═════ Exercise inputs

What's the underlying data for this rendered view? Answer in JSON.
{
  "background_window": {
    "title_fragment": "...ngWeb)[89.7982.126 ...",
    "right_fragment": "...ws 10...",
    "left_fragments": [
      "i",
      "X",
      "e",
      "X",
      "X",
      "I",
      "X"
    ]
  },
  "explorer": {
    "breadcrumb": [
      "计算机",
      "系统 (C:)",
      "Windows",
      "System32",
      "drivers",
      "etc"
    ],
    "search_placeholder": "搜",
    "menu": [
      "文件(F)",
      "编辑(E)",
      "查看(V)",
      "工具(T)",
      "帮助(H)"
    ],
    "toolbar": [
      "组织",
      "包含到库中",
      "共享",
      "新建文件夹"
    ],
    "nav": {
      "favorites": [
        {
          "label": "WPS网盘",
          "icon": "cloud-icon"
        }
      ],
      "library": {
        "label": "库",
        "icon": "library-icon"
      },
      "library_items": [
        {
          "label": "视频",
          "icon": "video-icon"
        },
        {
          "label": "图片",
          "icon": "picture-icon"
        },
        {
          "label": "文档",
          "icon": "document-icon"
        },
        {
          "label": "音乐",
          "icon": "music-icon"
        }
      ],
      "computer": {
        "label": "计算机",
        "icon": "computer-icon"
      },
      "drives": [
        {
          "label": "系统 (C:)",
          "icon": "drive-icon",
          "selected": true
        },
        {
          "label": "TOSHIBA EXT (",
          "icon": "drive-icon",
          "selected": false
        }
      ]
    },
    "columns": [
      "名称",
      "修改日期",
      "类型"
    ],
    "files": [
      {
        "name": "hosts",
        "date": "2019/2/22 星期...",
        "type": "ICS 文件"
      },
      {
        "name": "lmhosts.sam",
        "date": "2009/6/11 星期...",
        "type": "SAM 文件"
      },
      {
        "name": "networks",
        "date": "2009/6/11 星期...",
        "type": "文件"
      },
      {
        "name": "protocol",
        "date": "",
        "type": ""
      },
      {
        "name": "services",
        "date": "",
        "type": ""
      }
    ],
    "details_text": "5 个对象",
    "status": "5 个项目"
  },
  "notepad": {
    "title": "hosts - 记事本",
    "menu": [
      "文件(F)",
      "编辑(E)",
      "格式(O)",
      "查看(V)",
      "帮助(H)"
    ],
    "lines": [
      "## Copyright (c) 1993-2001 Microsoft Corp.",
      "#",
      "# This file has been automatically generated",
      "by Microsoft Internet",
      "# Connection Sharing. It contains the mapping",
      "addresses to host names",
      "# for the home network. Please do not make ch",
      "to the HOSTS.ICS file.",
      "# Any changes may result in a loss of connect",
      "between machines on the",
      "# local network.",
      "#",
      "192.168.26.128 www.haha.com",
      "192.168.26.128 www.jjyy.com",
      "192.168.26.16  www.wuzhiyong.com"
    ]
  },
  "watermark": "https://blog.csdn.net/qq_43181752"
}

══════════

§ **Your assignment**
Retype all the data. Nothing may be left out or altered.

§ **Expected answer**
What's the underlying data for this rendered view? Answer in JSON.
{
  "background_window": {
    "title_fragment": "...ngWeb)[89.7982.126 ...",
    "right_fragment": "...ws 10...",
    "left_fragments": [
      "i",
      "X",
      "e",
      "X",
      "X",
      "I",
      "X"
    ]
  },
  "explorer": {
    "breadcrumb": [
      "计算机",
      "系统 (C:)",
      "Windows",
      "System32",
      "drivers",
      "etc"
    ],
    "search_placeholder": "搜",
    "menu": [
      "文件(F)",
      "编辑(E)",
      "查看(V)",
      "工具(T)",
      "帮助(H)"
    ],
    "toolbar": [
      "组织",
      "包含到库中",
      "共享",
      "新建文件夹"
    ],
    "nav": {
      "favorites": [
        {
          "label": "WPS网盘",
          "icon": "cloud-icon"
        }
      ],
      "library": {
        "label": "库",
        "icon": "library-icon"
      },
      "library_items": [
        {
          "label": "视频",
          "icon": "video-icon"
        },
        {
          "label": "图片",
          "icon": "picture-icon"
        },
        {
          "label": "文档",
          "icon": "document-icon"
        },
        {
          "label": "音乐",
          "icon": "music-icon"
        }
      ],
      "computer": {
        "label": "计算机",
        "icon": "computer-icon"
      },
      "drives": [
        {
          "label": "系统 (C:)",
          "icon": "drive-icon",
          "selected": true
        },
        {
          "label": "TOSHIBA EXT (",
          "icon": "drive-icon",
          "selected": false
        }
      ]
    },
    "columns": [
      "名称",
      "修改日期",
      "类型"
    ],
    "files": [
      {
        "name": "hosts",
        "date": "2019/2/22 星期...",
        "type": "ICS 文件"
      },
      {
        "name": "lmhosts.sam",
        "date": "2009/6/11 星期...",
        "type": "SAM 文件"
      },
      {
        "name": "networks",
        "date": "2009/6/11 星期...",
        "type": "文件"
      },
      {
        "name": "protocol",
        "date": "",
        "type": ""
      },
      {
        "name": "services",
        "date": "",
        "type": ""
      }
    ],
    "details_text": "5 个对象",
    "status": "5 个项目"
  },
  "notepad": {
    "title": "hosts - 记事本",
    "menu": [
      "文件(F)",
      "编辑(E)",
      "格式(O)",
      "查看(V)",
      "帮助(H)"
    ],
    "lines": [
      "## Copyright (c) 1993-2001 Microsoft Corp.",
      "#",
      "# This file has been automatically generated",
      "by Microsoft Internet",
      "# Connection Sharing. It contains the mapping",
      "addresses to host names",
      "# for the home network. Please do not make ch",
      "to the HOSTS.ICS file.",
      "# Any changes may result in a loss of connect",
      "between machines on the",
      "# local network.",
      "#",
      "192.168.26.128 www.haha.com",
      "192.168.26.128 www.jjyy.com",
      "192.168.26.16  www.wuzhiyong.com"
    ]
  },
  "watermark": "https://blog.csdn.net/qq_43181752"
}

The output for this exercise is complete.